COVID Fatigue: Is It Over Yet

As we face yet more uncertainty related to the trajectory of COVID-19, it’s easy to feel and sense the fatigue that many of us have both locally nationally, and globally. The reaction to the pandemic used to seem more predictable based on political leanings but now it seems less so. Democrat governors move increasingly to remove mask mandates, vaccines face an increasing amount of indifference, and people are just tired of the issue.

Some of this may be related to recent decreases in infection case rates. In my state, infection rates continue to plummet, as do death rates. This appears to be a trend across the nation. But one key point that is being missed as we evaluate this trend in the US is that the numbers are down but still historically high: the case rate was 204,852 on January 11, 2021, and was almost as high on February 8, 2022, at 191,920.

One of the causes of confusion and even acrimonious divergence in medical opinion about how to interpret our current situation is the divisive lens through which this and so many other issues have been viewed since the beginning of the pandemic. There appears to be divergence even between virology experts about where to go next in our management and response to the ever-changing landscape of COVID-19. I can’t help but sense that this pleases many on the fringes of the COVID-19 debates, the ones who have consistently attempted to sow doubt, distrust, and even fear of our most trusted scientific institutions.

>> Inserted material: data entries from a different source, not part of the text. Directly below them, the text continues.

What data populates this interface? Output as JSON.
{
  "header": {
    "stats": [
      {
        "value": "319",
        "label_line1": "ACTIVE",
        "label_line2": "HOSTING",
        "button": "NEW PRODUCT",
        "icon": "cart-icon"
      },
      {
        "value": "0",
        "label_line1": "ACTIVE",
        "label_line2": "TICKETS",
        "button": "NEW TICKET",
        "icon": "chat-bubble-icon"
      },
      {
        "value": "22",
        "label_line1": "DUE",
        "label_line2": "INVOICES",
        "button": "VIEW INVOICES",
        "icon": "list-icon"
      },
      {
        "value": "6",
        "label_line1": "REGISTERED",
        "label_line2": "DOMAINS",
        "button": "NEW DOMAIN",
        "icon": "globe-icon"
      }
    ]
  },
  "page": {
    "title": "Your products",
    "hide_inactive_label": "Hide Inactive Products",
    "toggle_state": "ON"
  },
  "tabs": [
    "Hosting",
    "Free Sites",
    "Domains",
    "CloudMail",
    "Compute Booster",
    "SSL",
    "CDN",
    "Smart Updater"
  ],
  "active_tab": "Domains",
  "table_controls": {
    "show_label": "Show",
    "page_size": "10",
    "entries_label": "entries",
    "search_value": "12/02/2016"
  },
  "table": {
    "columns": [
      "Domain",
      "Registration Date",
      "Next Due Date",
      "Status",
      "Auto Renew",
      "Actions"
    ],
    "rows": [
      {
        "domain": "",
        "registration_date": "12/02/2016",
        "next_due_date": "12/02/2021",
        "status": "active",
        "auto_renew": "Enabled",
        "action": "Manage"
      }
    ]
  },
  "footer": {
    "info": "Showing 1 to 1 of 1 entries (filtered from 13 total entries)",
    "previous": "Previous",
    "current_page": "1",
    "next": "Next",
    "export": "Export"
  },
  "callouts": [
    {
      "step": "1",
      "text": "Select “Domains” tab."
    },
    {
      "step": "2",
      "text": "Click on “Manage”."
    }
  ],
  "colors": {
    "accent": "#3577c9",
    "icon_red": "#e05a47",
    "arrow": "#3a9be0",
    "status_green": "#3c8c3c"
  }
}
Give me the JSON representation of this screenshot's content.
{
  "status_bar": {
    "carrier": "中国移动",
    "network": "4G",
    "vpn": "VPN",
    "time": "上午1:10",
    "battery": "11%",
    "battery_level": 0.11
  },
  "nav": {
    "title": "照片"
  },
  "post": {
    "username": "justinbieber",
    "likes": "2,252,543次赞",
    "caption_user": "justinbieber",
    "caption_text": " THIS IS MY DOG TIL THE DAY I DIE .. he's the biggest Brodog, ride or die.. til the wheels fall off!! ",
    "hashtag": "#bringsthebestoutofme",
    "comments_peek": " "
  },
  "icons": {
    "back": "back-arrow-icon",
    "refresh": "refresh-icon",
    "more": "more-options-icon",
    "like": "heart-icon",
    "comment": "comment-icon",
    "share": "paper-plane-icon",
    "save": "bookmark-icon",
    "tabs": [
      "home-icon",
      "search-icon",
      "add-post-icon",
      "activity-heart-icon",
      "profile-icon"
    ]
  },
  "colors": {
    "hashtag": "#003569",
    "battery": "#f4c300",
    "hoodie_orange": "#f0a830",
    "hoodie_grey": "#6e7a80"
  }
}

To be sure, the Centers for Disease Control and Prevention (CDC) has not done itself any favors, with continuously evolving stances, guidelines, and proposed actions to best manage the pandemic. Even trusted leaders and experts in virology are stumbling to find common ground, moving proposed quarantine times from 5 days to 10 days to 14 days and back to 5 days (for people who are asymptomatic and positive) within a week.

It’s all a bit numbing for medical providers who are trying to do their best to treat patients while clinging to trusted sources to help guide us as we do so.

But there remains a bright light that should be guiding us, not dividing us, as we care for our patients. As vaccination rates have gone up, the trends, while up and down like a roller-coaster, appear to move toward what we hope is a permanent fading of COVID-19. The vaccines have proven to be undeniably safe and effective and we need to keep them front and center as we look for the COVID-19 exit ramp. We need to keep looking for patients who are contemplative about the vaccine, appeal to their sense of reason, and forget about those who wear the tinfoil hats.

Additionally, we need to understand the significance of the current data about those unlucky souls who are either very sick or are dying from COVID-19, with total deaths now over 900,000. Think of it: 900,000 Americans gone from COVID-19. And we need to fully grasp the data: over 90% of those who are hospitalized with COVID-19 are unvaccinated.

Medical providers need to model compassion as we wade through the sadness and futility of the deaths of our unvaccinated citizens as we look for the end to this sad and tragic chapter in American medicine. We’re all seeing the backlash and ill will being aimed toward the unvaccinated. Much of that feels rational, particularly for families not able to secure needed care for their loved ones who are sick, dying, or are dead from non-COVID illnesses, many because needed care was not available due to resources needed to treat unvaccinated COVID-19 sufferers. Alas, we need to remember that all humans, even ones who make bad decisions, deserve our compassion, our love, and even our care.

So here’s to the next few months and the hope that it will lead us out of this international nightmare. Here’s to a future where we’re much better prepared to face the next pandemic when it comes our way, which it most certainly will.


1. Centers for Disease Control and Prevention. COVID Data Tracker. Accessed February 9, 2022.

2. Copley E, Mulhern A. Are 90% to 95% of those hospitalized for COVID-19 unvaccinated? Politifact. October 5, 2021. Accessed February 14, 2022.